WHAT YOU ARE ASKED TO DO:
The required answer is every line of the data containing the word "sectionTitle".

=====

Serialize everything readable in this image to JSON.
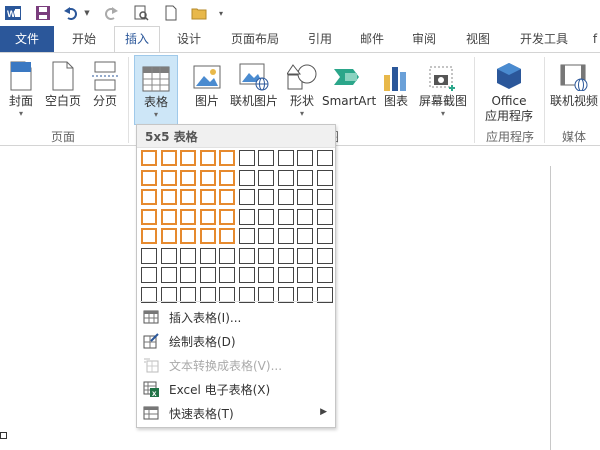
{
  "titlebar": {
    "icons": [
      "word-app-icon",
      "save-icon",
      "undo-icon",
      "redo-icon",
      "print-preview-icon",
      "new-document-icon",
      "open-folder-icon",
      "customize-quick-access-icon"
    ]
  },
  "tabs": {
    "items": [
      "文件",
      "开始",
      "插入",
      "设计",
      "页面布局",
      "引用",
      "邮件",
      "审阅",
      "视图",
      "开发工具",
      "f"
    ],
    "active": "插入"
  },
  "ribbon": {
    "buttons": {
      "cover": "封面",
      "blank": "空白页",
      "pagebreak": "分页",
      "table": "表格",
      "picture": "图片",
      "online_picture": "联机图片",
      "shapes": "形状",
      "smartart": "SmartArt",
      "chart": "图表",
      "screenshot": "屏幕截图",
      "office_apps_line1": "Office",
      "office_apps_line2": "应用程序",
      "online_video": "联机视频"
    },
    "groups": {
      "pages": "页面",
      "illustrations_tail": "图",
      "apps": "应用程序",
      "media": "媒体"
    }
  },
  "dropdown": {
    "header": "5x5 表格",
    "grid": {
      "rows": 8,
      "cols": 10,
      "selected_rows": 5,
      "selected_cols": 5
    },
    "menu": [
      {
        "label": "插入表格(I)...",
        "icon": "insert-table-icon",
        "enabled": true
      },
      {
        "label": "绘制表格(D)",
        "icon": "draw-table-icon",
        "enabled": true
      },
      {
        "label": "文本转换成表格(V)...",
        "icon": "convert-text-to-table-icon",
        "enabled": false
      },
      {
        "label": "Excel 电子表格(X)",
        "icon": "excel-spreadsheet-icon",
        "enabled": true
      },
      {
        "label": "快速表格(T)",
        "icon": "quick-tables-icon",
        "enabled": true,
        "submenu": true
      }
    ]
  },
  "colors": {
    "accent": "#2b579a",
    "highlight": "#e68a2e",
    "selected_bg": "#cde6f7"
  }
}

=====

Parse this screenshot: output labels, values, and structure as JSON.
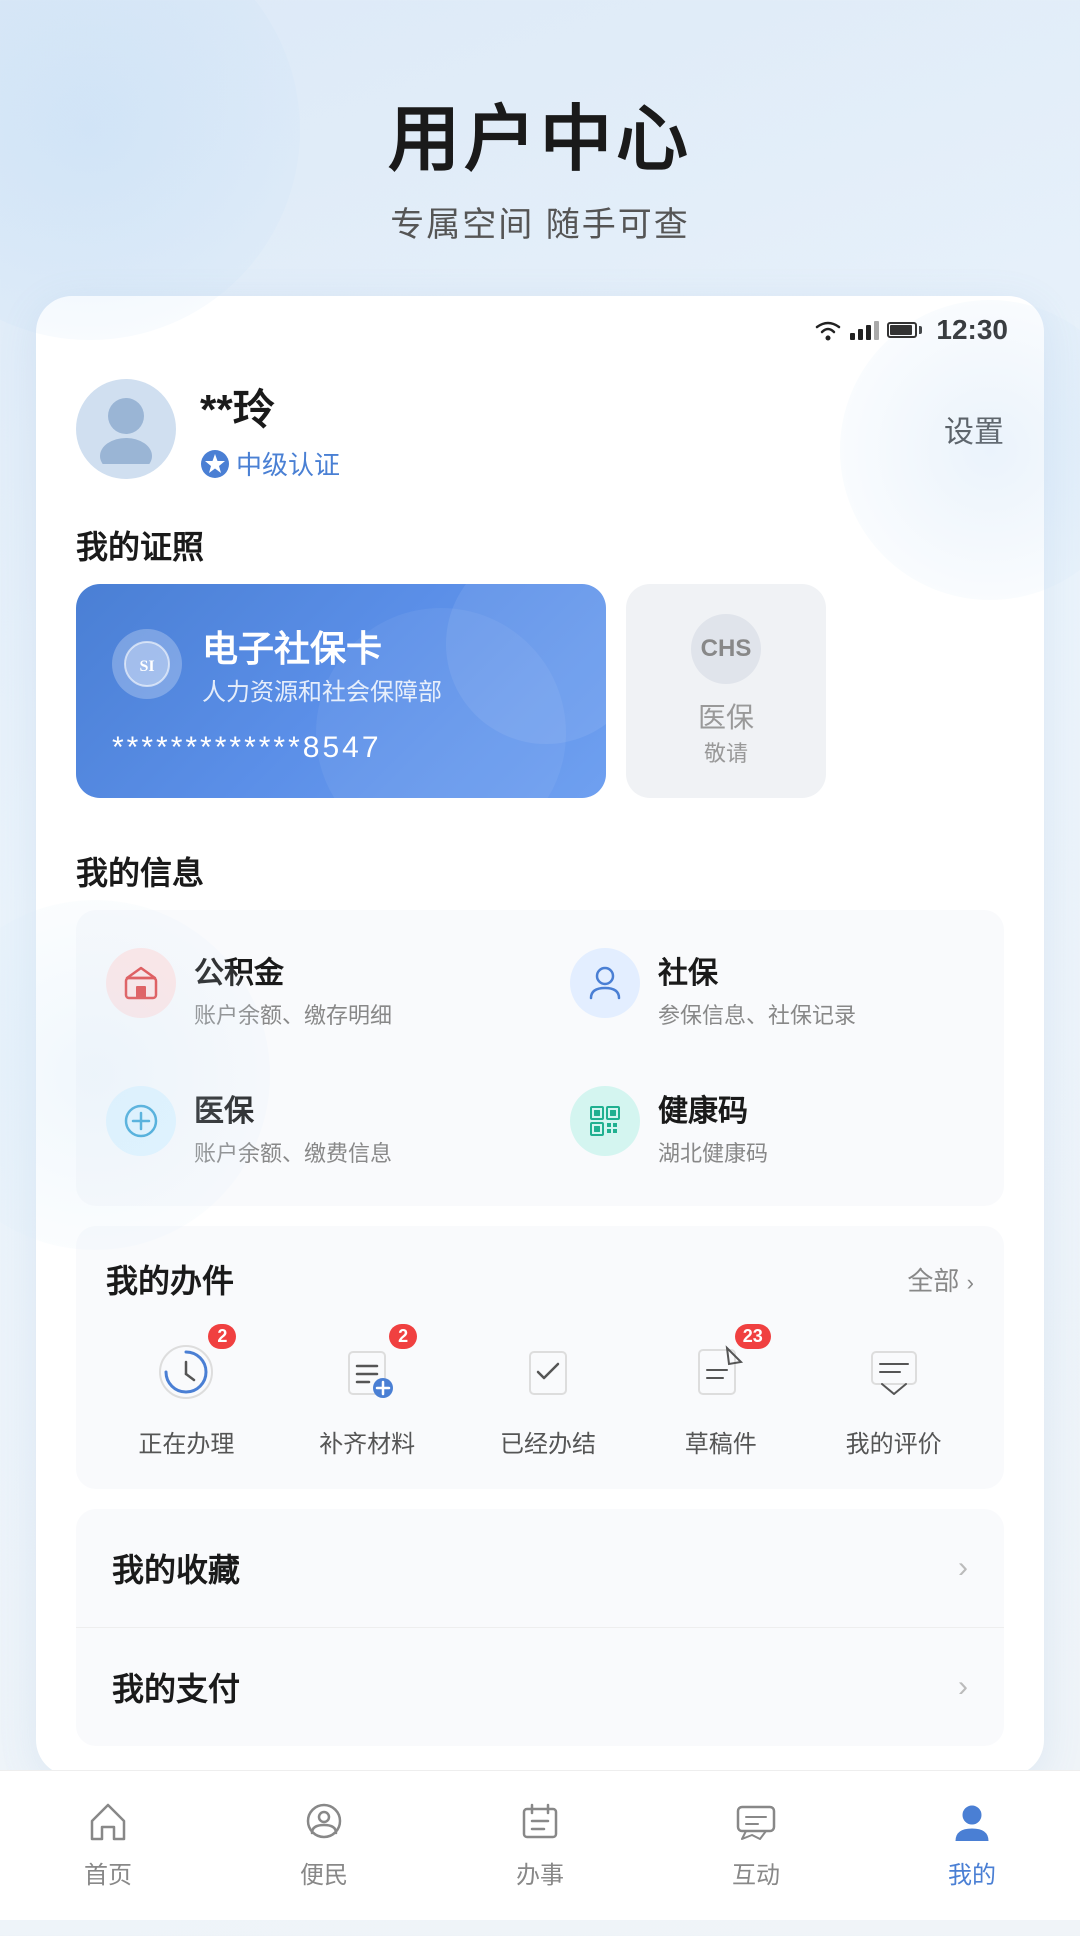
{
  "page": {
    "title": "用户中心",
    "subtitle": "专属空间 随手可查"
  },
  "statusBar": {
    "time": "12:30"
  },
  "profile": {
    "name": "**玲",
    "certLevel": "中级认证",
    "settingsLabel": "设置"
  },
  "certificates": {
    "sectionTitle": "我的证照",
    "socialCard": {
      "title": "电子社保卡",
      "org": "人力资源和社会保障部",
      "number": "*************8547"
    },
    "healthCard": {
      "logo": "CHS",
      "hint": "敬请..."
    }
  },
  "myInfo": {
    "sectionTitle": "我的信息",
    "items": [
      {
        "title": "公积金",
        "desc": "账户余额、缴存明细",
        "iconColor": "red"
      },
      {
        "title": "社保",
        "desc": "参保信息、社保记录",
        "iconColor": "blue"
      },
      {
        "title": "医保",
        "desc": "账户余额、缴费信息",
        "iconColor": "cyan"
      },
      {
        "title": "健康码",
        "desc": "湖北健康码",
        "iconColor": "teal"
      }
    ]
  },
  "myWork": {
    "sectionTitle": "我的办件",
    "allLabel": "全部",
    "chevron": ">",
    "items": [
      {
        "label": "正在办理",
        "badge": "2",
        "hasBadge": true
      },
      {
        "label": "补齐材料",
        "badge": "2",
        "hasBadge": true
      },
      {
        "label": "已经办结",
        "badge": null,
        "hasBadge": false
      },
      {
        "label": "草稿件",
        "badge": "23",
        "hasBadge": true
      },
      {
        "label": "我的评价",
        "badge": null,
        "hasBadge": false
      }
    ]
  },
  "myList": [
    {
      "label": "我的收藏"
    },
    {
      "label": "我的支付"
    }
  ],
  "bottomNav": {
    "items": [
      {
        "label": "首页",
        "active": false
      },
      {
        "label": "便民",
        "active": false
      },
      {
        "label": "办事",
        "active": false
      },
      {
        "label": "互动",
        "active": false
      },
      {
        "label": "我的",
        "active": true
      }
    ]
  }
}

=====

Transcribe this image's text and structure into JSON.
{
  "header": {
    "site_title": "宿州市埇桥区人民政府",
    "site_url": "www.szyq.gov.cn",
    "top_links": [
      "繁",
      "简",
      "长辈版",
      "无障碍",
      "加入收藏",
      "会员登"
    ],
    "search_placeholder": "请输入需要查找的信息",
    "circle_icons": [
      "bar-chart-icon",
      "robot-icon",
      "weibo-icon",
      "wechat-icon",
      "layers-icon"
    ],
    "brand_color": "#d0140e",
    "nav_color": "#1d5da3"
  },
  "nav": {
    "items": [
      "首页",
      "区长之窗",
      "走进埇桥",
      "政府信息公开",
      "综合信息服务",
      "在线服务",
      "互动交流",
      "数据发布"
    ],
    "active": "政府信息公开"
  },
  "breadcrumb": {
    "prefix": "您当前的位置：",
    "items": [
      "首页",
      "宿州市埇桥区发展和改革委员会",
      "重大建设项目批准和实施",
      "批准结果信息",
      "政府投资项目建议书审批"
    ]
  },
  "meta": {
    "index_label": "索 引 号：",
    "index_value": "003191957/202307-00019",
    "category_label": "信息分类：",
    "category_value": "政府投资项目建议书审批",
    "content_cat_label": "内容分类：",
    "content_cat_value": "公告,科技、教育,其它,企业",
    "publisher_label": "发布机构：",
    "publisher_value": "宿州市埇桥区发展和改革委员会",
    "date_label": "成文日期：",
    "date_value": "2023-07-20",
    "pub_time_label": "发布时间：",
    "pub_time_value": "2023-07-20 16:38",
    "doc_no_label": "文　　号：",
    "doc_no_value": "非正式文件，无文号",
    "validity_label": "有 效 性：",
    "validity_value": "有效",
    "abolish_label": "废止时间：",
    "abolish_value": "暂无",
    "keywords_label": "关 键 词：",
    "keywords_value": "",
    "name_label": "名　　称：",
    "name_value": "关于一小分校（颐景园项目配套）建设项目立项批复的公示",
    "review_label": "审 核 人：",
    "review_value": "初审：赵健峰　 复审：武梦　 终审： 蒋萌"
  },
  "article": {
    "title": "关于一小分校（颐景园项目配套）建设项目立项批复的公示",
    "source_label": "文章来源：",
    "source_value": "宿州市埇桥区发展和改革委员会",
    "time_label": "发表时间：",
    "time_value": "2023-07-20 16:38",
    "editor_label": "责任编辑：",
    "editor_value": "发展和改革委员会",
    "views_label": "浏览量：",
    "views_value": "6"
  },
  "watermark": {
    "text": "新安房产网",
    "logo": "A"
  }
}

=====

WRITTEN ANSWER:
    "sectionTitle": "我的证照",
    "sectionTitle": "我的信息",
    "sectionTitle": "我的办件",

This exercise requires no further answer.